The essence of critical thinking is logic, and logical evaluation — by using reality checks and quality checks — is the essence of Design-Thinking Process and Scientific Method.
Indeed, in many ways, critical thinking has become synonymous with higher education. Yet we have not found evidence that colleges or universities teach critical-thinking skills with any success. This study has been criticized for relying too much on the CLA, but that overlooks a much more fundamental issue underscored by a growing body of research: Those of us who work in higher education have assumed that we know what critical thinking is -- how could we not?
The question remains, however, can we actually teach students that skill? The Thinking Skills Debate The debate over whether or not general thinking skills, or GTS, actually exist is well traveled within a relatively small circle of researchers and thinkers, but virtually unknown outside of it.
Given our belief in the importance of critical thinking and our assumption that students learn it, I would argue that this debate is one of the most overlooked and misunderstood issues in higher education today.
As the name implies, GTS are those skills that supposedly transfer from one discipline to another. A key question in the debate, therefore, is whether thinking skills can exist independently from discipline-specific content in a meaningful way such that transfer is possible.
Willingham, a professor of psychology at the University of Virginia; and, to a certain degree, Moore himself have defended the specifists' position.
As educational researcher Stephen P. Norris wrote in Teaching Critical Thinking: If anything, scientific evidence suggests that human mental abilities are content and context bound, and highly influenced by the complexity of the problems being addressed.
In Critical Thinking and Languagehe explored how critical thinking is understood and taught by faculty from a range of disciplines at an Australian university.
While he outlined certain relations among disciplines, he found nothing to suggest that the complexity of those relations could be reduced to a core set of cognitive skills. Again, given the rising cost of education and the increasing accessibility of information, instructors and professors must move beyond being deliverers of content to remain relevant.
Yet, what to do if the research is telling us that teaching GTS is extremely difficult, if not impossible? Moving Forward If higher education is to come to terms with its promise of producing critical thinkers, it must take some specific measures.
First, no matter what they teach, professors must become much more familiar with the thinking skills debates occurring in the cognitive science, educational psychology and philosophical domains. In fact, if institutions disseminated essential readings in this area as a sort of primer to get people started, it would be time and money well spent.

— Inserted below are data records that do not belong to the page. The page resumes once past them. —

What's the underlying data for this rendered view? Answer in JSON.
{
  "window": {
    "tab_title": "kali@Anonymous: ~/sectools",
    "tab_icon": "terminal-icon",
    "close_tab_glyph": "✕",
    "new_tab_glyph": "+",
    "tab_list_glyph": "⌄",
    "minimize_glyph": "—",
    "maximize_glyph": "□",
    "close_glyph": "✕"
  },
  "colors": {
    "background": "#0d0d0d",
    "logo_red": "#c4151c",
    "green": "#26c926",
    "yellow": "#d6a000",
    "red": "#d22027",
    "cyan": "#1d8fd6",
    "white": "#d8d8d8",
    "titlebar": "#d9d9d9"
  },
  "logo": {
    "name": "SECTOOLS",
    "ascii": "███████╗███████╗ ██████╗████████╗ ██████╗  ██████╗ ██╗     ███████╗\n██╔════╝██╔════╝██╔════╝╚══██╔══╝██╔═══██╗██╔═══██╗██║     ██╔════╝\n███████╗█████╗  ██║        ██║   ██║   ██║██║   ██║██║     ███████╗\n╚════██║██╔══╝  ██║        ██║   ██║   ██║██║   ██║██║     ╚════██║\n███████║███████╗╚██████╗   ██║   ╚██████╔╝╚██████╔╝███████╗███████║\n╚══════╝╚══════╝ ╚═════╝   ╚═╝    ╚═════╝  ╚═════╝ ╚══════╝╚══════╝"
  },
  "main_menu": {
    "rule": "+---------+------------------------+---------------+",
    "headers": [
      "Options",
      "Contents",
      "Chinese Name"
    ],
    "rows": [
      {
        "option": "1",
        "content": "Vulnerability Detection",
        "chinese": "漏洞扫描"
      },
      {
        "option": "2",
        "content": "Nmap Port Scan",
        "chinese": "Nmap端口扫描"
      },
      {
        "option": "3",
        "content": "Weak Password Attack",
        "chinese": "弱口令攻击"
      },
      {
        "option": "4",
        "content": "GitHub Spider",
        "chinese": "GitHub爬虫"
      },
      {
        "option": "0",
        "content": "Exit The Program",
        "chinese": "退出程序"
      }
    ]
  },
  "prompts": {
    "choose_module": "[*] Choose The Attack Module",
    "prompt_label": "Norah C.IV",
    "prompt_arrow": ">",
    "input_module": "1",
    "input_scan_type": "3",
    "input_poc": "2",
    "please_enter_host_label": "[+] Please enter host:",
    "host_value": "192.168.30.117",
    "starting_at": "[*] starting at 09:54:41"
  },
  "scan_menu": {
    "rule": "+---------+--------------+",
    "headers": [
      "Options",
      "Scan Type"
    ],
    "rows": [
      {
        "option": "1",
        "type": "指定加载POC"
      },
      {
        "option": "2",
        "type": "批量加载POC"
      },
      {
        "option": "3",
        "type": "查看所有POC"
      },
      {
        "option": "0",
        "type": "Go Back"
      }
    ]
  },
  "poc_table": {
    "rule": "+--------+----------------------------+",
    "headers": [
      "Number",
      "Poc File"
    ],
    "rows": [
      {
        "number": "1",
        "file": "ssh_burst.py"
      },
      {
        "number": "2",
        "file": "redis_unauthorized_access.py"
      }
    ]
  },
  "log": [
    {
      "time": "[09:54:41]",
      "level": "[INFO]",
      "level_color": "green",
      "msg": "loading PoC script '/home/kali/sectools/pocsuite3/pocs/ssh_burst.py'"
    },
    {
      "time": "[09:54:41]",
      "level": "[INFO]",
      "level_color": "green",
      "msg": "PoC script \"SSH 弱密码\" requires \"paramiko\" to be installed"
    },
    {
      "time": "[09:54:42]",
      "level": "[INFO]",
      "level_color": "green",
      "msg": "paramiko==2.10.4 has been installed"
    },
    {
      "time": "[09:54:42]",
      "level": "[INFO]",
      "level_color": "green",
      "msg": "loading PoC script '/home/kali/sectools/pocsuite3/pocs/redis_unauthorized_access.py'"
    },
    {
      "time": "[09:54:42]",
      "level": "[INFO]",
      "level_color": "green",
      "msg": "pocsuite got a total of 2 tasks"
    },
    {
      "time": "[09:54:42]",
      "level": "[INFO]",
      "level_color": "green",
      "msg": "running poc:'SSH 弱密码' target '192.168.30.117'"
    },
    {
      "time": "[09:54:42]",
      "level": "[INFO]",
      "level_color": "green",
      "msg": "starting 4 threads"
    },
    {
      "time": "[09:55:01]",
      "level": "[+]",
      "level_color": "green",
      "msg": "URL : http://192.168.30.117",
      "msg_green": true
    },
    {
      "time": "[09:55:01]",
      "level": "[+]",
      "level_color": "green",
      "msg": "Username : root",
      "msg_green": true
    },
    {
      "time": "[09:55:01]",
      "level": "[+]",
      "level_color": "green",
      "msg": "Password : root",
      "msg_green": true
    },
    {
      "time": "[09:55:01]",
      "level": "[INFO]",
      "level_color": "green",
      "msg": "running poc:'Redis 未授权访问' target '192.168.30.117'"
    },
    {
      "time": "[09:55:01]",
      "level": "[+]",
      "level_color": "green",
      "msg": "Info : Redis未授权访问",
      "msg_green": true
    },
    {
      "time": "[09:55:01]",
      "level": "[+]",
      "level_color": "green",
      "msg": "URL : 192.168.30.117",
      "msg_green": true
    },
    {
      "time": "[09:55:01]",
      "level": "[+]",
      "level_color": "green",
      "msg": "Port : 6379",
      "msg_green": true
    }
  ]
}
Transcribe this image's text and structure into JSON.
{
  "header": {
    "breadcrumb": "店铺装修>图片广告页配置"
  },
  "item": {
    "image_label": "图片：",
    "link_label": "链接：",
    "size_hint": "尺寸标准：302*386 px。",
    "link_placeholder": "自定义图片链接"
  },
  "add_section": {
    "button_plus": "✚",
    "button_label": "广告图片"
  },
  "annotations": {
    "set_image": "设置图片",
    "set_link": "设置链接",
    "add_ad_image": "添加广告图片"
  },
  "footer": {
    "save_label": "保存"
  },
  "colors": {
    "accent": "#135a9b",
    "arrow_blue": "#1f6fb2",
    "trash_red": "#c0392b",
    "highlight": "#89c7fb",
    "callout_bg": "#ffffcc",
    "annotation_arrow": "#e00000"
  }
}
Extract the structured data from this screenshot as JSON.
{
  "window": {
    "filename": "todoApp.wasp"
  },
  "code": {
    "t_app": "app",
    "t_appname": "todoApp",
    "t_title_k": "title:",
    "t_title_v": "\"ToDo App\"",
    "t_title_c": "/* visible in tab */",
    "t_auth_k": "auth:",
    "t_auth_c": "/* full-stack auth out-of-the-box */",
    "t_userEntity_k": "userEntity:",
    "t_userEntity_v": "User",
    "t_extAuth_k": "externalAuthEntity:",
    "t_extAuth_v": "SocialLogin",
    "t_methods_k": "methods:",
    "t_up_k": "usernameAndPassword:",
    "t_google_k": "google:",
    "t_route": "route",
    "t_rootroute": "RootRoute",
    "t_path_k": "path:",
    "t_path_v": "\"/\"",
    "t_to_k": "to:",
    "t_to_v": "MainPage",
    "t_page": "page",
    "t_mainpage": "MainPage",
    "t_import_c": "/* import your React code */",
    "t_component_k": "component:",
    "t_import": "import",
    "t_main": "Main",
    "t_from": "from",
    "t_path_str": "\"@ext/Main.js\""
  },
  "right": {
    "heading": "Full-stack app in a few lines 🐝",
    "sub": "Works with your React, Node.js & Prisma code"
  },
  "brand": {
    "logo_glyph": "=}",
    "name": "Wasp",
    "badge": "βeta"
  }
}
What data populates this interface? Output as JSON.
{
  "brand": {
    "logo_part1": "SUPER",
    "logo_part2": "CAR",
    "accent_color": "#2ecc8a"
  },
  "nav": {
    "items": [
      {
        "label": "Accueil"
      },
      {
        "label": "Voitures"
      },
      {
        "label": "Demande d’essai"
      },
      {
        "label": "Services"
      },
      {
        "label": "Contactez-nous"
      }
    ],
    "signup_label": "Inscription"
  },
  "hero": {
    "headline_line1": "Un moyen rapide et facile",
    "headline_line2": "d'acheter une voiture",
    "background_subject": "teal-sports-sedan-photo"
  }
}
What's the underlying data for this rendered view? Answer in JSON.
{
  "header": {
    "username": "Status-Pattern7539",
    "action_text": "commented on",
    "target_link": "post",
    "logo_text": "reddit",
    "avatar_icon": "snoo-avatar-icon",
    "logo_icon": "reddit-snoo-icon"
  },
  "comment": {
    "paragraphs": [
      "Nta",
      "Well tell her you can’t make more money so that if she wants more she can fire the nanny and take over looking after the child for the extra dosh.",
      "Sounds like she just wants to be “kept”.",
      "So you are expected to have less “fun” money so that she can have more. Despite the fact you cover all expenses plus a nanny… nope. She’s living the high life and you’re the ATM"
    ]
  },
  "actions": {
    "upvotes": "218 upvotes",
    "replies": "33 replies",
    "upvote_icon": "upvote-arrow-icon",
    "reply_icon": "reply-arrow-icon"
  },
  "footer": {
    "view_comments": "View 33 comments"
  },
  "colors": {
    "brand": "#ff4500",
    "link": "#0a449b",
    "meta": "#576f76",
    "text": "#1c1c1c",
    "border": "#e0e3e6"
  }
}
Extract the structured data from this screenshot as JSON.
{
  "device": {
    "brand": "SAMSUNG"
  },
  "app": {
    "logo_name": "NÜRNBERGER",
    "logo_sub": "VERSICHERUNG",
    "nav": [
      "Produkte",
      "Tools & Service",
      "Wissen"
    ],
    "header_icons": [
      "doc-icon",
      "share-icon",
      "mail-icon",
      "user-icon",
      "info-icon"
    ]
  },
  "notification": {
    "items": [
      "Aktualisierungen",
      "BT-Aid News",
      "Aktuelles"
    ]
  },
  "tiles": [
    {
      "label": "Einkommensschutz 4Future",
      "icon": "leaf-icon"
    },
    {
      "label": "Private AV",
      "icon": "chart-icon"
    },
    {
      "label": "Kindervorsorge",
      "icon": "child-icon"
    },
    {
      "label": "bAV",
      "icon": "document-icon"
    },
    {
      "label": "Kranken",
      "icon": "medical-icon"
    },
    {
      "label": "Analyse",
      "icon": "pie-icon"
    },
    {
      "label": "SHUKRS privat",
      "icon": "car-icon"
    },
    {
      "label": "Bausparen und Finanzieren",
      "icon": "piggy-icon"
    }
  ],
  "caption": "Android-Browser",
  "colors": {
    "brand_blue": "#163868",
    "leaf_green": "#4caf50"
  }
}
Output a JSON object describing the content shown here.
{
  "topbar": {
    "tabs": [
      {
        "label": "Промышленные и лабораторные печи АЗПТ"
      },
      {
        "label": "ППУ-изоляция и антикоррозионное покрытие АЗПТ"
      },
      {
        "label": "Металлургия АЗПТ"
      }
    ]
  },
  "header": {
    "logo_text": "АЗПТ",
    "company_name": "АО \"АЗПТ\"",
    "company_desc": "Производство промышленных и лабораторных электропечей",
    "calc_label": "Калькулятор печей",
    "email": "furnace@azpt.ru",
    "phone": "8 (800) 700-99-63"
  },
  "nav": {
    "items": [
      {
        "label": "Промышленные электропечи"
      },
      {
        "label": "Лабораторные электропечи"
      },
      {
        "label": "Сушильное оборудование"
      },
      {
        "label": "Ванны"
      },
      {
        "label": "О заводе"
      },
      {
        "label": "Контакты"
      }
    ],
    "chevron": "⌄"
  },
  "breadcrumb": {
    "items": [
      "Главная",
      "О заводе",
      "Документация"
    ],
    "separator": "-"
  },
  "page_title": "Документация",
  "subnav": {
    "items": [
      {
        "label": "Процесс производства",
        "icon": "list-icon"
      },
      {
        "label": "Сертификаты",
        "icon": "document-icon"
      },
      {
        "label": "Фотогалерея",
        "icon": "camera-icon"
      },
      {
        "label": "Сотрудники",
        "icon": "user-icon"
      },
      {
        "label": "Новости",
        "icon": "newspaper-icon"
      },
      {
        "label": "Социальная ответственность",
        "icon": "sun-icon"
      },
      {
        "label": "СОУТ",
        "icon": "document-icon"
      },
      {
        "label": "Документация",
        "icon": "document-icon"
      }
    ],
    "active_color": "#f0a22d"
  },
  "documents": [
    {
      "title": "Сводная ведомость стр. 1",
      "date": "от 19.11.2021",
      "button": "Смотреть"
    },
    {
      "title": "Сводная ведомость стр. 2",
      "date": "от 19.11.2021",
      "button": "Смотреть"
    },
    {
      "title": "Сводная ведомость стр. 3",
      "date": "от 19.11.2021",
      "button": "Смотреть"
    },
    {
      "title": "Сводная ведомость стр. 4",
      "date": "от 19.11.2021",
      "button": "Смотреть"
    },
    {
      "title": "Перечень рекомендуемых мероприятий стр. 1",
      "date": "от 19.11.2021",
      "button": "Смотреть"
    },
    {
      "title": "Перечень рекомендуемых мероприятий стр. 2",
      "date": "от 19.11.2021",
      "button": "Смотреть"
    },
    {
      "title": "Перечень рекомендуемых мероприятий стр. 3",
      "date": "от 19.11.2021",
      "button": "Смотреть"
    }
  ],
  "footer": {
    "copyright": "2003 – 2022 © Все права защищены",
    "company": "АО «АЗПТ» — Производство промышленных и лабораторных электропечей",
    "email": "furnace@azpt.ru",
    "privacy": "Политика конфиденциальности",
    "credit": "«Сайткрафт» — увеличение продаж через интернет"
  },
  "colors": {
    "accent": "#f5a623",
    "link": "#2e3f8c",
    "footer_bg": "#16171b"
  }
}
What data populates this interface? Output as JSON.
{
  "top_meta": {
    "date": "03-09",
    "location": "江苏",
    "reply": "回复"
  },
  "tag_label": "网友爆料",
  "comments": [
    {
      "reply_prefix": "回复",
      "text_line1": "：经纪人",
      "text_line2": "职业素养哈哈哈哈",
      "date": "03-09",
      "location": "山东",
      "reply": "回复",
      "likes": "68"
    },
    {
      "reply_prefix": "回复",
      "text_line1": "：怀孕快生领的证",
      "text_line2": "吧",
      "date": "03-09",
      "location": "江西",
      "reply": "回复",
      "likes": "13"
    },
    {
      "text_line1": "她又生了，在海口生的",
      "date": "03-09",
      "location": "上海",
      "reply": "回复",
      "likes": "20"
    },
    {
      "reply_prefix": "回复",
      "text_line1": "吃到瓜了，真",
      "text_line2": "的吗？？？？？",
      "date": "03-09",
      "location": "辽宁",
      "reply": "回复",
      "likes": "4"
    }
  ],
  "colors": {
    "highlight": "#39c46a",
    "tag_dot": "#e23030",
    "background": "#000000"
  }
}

With a wider appreciation of the debate, faculty members must then begin to think about thinking within the context of their own disciplines. It does not make sense to impose some set of critical-thinking skills onto a subject area independent of the content being taught.
Rather, professors of literature, science, psychology, economics and so on must reflect on how they think as scholars and researchers within their own disciplines -- and then explicitly teach those cognitive processes to students.
That metaphor leads us to look for a packaged set of thinking skills that apply with equal relevancy to virtually any situation or domain, when, while still debatable, it seems increasingly clear that no such skills exist.The formal development of critical thinking is discussed, and guidance is provided to help faculty insure that critical thinking becomes an integral part of learning.
Theory, research, teaching practice, and college programs pertinent to the development and role of critical thinking are presented in.
Via Education Articles. Critical thinking is a term that is given much discussion without much action. K educators and administrators are pushed to teach the necessities as dictated by the standardized assessments in order to catch up the students to students of other countries.
Home / Course Design / Developing Critical Thinking in Higher Education A s institutions of higher education develop their goals and learning outcomes for students, one of the objectives is often that students will develop critical thinking skills.
Critical thinking is a type of reflective thinking that helps someone in deciding what to do and how do it without any misconception.
Developing the ability to read and understand critically is a very important aspect of education in university caninariojana.comal thinking is a very important aspect in most professions.
Critical Thinking is a domain-general thinking skill. The ability to think clearly and rationally is important whatever we choose to do. If you work in education, research, finance, management or the legal profession, then critical thinking is obviously important. In this push for better test scores, many students are leaving the K education system lacking the critical thinking skills that are necessary to succeed in higher education or in the workplace (Smith & Szymanski, ).